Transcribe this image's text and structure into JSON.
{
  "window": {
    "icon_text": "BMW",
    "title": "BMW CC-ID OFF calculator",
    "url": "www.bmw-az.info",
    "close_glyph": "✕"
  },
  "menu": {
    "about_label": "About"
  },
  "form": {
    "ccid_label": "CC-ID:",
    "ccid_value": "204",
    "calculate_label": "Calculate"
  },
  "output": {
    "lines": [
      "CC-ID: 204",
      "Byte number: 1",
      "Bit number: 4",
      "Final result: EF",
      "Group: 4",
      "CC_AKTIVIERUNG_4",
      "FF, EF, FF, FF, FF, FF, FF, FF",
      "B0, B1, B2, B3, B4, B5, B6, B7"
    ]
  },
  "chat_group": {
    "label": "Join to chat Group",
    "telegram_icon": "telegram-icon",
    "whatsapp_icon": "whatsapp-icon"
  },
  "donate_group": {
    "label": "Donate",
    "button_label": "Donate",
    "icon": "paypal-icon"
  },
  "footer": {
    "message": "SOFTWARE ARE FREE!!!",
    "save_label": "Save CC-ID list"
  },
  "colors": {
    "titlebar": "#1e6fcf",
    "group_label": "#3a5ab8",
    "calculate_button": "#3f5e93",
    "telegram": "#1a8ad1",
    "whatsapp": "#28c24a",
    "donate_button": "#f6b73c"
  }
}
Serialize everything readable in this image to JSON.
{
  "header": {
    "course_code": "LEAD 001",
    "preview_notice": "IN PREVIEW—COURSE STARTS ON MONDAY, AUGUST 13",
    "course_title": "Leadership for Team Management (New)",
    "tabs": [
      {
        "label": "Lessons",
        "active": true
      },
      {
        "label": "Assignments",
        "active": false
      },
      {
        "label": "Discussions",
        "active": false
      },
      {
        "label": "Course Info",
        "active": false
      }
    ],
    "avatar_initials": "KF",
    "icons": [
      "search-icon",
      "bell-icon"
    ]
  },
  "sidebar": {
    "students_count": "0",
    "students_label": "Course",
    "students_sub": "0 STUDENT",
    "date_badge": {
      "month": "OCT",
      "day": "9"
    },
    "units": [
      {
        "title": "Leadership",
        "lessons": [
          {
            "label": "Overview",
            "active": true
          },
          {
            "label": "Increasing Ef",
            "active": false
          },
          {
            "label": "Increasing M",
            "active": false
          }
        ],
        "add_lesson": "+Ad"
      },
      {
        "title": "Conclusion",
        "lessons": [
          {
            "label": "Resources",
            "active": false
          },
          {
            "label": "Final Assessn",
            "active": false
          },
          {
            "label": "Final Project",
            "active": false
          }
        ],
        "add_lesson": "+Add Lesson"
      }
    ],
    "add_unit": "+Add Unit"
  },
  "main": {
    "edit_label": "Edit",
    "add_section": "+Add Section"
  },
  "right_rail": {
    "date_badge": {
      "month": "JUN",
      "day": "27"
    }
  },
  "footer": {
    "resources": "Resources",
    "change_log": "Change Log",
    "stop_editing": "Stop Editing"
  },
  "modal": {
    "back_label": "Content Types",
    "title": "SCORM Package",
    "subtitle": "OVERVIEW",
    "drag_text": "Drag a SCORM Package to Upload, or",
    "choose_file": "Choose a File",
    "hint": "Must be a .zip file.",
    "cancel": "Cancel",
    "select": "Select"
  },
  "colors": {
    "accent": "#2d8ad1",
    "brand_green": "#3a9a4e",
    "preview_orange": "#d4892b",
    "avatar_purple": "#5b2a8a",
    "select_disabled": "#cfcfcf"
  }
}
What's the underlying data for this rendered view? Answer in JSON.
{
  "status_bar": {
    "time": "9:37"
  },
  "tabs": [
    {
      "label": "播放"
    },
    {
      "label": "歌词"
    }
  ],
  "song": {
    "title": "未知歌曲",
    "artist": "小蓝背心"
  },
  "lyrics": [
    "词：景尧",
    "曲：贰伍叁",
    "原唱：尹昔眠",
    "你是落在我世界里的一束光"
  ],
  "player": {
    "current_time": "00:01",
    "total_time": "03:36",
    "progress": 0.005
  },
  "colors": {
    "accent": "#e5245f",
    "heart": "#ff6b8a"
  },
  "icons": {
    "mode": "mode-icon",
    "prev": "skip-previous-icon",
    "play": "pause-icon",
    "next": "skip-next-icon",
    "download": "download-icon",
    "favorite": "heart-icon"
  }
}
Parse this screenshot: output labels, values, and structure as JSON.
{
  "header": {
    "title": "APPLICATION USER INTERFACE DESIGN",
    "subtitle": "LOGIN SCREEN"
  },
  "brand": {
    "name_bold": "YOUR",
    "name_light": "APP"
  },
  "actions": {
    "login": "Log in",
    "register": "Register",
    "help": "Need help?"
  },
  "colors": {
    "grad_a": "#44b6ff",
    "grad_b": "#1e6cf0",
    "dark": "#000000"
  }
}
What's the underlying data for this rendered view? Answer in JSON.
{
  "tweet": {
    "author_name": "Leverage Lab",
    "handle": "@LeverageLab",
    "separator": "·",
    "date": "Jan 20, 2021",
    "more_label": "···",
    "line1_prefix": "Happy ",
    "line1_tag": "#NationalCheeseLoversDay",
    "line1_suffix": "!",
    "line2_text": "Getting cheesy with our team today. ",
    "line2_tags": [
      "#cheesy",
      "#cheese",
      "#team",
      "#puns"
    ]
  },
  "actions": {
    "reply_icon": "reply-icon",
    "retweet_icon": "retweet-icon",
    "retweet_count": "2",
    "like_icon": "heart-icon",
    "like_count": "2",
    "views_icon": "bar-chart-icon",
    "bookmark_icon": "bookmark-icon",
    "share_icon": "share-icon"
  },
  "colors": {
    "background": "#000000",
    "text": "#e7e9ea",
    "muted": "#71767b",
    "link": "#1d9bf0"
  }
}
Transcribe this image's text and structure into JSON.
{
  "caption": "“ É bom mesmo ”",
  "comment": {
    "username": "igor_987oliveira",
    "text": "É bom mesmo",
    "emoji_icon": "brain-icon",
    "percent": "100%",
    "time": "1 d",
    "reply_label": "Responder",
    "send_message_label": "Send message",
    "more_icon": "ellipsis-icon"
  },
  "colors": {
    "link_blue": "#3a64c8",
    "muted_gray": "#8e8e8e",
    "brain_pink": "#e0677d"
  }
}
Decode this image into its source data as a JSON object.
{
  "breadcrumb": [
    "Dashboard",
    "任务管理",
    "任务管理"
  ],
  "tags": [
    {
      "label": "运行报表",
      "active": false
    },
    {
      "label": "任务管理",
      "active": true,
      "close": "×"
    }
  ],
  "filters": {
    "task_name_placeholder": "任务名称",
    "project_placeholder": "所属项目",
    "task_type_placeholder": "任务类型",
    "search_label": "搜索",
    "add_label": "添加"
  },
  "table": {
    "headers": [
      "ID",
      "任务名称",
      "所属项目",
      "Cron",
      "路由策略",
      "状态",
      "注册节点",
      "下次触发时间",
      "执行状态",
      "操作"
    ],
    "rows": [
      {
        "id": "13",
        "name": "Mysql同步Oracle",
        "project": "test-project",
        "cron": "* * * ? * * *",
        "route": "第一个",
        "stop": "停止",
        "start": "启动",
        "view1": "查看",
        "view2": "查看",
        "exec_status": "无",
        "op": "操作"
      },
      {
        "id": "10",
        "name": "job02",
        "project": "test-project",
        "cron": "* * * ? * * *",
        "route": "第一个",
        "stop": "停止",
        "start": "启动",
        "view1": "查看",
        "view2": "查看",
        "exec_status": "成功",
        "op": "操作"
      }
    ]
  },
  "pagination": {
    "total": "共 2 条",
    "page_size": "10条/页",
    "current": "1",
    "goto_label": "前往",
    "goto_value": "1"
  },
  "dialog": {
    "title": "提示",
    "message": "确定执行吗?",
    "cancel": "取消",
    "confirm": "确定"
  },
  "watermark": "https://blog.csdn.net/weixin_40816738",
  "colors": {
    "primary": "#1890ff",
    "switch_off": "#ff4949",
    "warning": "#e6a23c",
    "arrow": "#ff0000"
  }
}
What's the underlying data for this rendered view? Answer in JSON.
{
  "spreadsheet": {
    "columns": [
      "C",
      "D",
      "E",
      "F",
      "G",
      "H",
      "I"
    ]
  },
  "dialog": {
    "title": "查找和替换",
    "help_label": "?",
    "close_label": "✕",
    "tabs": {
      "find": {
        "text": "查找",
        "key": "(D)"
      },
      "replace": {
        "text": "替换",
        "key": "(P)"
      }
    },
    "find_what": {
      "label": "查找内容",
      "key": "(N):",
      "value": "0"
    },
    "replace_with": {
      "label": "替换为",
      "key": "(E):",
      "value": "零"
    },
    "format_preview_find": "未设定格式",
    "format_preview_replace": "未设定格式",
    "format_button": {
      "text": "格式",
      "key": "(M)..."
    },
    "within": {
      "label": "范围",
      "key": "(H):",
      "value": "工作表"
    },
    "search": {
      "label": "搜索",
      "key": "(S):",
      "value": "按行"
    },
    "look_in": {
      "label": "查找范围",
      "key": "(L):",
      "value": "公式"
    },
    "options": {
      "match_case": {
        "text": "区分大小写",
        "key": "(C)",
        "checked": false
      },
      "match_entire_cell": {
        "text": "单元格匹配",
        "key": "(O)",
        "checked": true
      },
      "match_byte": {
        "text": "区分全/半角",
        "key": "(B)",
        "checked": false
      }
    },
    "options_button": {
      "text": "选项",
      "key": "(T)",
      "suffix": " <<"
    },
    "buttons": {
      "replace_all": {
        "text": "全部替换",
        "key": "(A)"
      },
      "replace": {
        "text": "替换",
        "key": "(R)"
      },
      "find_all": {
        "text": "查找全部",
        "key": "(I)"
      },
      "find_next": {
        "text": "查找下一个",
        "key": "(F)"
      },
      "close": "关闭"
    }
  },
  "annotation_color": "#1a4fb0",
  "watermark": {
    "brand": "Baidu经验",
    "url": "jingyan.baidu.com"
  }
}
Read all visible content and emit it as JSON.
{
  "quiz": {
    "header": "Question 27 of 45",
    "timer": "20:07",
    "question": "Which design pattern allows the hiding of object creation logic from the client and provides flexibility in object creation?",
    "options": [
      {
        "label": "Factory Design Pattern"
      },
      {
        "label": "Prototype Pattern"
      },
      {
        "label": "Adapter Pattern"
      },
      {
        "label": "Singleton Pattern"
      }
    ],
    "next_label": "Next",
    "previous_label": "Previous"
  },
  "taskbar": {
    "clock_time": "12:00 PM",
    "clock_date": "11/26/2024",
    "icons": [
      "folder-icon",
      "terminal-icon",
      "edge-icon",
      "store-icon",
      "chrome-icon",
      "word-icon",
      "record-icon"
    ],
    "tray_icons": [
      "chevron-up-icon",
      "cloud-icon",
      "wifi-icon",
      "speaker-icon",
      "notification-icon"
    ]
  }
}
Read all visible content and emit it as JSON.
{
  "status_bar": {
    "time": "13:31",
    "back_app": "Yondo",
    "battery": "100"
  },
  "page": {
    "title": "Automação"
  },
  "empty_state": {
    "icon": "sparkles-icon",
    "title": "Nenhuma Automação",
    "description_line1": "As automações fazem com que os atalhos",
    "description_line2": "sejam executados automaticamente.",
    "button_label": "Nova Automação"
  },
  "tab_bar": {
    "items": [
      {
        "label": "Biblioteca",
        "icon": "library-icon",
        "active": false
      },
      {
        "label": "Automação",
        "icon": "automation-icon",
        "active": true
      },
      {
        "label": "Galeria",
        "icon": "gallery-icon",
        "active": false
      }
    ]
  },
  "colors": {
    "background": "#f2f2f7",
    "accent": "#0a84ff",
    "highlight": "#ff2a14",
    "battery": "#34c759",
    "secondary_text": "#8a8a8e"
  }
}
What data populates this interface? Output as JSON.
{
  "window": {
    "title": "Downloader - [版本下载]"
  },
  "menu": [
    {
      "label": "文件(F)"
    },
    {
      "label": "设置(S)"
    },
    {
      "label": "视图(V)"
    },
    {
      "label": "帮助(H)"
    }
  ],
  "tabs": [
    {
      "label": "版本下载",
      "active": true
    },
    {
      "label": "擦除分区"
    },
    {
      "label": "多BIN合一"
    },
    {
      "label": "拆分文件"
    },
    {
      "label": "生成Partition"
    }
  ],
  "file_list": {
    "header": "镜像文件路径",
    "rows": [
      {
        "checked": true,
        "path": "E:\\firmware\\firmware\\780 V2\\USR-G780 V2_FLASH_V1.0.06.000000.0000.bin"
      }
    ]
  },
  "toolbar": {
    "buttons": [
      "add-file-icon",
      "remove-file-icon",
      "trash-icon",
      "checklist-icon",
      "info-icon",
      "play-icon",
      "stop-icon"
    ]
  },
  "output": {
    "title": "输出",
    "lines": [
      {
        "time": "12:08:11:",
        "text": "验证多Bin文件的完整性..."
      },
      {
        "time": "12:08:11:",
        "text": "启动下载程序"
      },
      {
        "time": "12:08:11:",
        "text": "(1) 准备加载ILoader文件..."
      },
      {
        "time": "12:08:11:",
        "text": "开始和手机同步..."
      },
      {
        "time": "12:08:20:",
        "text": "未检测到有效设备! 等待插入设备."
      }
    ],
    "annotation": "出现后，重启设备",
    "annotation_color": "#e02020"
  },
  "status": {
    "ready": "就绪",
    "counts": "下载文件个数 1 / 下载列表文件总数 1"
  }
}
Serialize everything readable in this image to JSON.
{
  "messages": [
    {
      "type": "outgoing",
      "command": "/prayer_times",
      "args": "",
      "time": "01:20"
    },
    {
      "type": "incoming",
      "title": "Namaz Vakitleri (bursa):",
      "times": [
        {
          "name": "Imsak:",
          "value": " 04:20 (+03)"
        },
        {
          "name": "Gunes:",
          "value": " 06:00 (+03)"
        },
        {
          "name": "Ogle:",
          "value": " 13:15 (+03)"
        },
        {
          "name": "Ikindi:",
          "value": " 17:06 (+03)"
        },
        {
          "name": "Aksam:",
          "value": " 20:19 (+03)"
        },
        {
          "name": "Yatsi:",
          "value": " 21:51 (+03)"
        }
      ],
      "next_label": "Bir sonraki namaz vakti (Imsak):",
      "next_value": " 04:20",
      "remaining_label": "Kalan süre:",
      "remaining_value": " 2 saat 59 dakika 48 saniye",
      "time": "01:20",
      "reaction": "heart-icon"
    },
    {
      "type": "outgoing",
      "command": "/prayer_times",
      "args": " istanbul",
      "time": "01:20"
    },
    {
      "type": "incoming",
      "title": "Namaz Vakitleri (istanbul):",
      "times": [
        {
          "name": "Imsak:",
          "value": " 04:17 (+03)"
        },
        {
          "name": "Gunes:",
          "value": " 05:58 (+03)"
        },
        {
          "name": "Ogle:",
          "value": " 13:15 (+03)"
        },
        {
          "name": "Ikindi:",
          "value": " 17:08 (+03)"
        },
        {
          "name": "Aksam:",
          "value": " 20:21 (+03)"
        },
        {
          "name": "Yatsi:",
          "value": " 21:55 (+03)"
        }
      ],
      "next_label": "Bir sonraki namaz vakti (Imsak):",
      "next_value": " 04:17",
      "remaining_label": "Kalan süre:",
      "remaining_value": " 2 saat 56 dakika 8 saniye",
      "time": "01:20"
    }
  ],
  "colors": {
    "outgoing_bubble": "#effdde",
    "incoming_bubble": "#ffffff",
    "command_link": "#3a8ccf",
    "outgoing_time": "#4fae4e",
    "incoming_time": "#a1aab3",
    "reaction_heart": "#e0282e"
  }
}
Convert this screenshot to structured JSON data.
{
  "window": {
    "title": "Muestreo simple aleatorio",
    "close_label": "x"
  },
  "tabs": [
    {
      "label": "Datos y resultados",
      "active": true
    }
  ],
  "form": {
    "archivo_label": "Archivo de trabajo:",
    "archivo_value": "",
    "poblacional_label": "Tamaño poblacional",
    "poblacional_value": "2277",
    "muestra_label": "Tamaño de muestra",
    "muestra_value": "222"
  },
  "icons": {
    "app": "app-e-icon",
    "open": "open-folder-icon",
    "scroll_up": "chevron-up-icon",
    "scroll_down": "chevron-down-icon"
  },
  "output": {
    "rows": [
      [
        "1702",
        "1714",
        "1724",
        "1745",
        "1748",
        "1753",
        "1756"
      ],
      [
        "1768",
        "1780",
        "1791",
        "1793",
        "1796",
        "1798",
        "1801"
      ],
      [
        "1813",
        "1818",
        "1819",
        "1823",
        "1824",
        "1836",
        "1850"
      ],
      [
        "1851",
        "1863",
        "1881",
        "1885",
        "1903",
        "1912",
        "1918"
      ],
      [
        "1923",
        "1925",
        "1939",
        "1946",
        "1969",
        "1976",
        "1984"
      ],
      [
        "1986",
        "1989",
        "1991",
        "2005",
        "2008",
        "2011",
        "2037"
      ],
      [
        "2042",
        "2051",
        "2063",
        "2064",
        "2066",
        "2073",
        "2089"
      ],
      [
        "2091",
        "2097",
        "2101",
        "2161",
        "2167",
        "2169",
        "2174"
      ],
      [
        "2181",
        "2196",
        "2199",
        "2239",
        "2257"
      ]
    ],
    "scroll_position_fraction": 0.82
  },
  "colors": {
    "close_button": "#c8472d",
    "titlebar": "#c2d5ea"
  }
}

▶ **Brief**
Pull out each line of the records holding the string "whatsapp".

▶ **Response area**
    "whatsapp_icon": "whatsapp-icon"
    "whatsapp": "#28c24a",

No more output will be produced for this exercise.